The National Ability Center invites people of all abilities to take a ride during this year’s Summit Challenge.
The event, which will be held on Aug. 27, is a fundraiser for the recreational nonprofit, and it’s designed to bring the community together, said Caitlin Bognaski, the NAC’s senior development and events manager.
“We usually have around 800 riders, so when you include volunteers, spectators, family and friends it’s probably upwards of 1,200 or 1,300 people on the roads and at our ranch,” she said. “So we’re excited to host it again this year.”
Registration is open at summitchallenge100.org and closes at 11:59 pm on Thursday, Aug. 25. Riders — who choose bicycles, tricycles and adaptive cycles — can select the routes they would like to tackle, according to Bognaski.
“We have 16, 25, 50, 80 or 100-mile routes,” she said. “The 100-mile route is unique, because it includes a climb up to Wolf Creek Ranch in Kamas that only the Tour of Utah had access to. So that’s popular amongst the 100-mile riders.”
Families and riders who think that 16 miles is still too far to ride have the option to take on the Discovery Loop, Bognaski said.
“This is a one-mile route around the National Ability Center,” she said.
Also, all adaptive riders ride for free, Bognaski said.
“If they need a buddy rider, their buddies are free to ride as well,” she said.
Start times for the Summit Challenge are staggered, according to Bognaski.
“The first one will start at 7 am, and then they will go from there,” she said. “We sometimes update them, so riders should check out our website to see when their route will start. The starts and finish will take place at the National Ability Center Ranch in Round Valley, and the routes will wind throughout Summit and Wasatch counties.”
According to Bognaski, the Summit Challenge is not a race.
“That’s why we call it a ride,” she said. “We love to get both our adaptive and able-bodied riders out riding together, whether they are individuals or in teams. Anybody can create a team, but it’s just fun to get out on the road together.”
The Summit Challenge is also a fully supported ride, meaning there will be plenty of rest stops on each route, Bognaski said.
“These stops are hosted by different community partners and corporate organizations that came out to sponsor the different routes,” she said.

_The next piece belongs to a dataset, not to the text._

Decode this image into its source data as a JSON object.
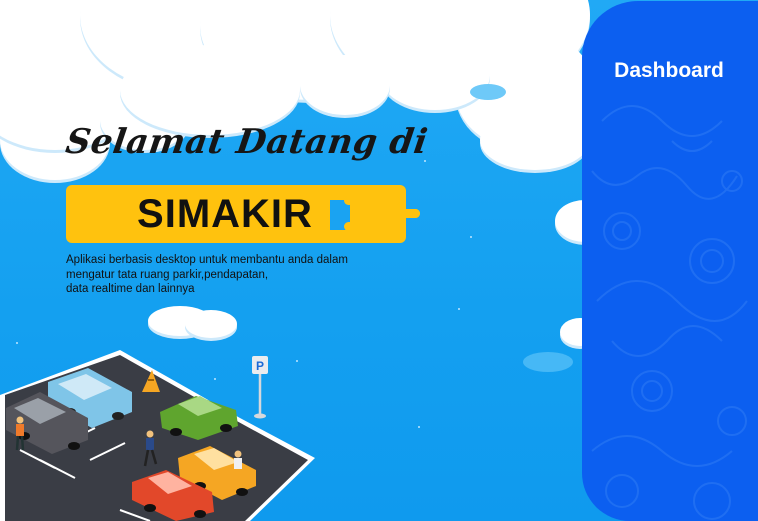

Since the event is a fundraiser for the National Ability Center’s programs that empower individuals of all abilities by building self-esteem, confidence and lifetime skills through sport, recreation and educational programs, riders are encouraged to fundraise.
“People can set up an individual fundraiser page or a team page,” Bognaski said. “It’s not, but we encourage people to fundraise when they can, because this supports all of our recreation programs we run year-round.”
Last year, the NAC served 3,200 individuals with about 20,000 recreational experiences, according to Bognaski.
“Pre-COVID the number of individuals we served was 7,000 with 35,000 experiences,” she said. “While the pandemic has prevented some of the groups from coming back during 2020-21, we are starting to come back.”
Although the NAC shut down for a month from March to June 2020, it was important to continue the Summit Challenge, Bognaski said.
“We heard from many people that we were the place where they could recreate as individuals or with their families,” she said. “So we knew it was upon us to keep the accessibility available to them, especially during a time when people needed to recreate more than ever.”
In addition to the riding, this year’s Summit Challenge will feature a vendor village at the NAC ranch that will be open from 11 am to 4 pm
Some of the sponsors participating in the village include Boeing, Big D Construction, DWH Health Partners, accessiBE, Northup Grumman, Park City Chamber, Hearth and Hill, Adobe, SelectHealth and L9 Sports.
“We encourage people to visit, see the riders when they cross the finish line,” Bognaski said. “We’ll have food, beverages and SkullCandy will DJ for us.”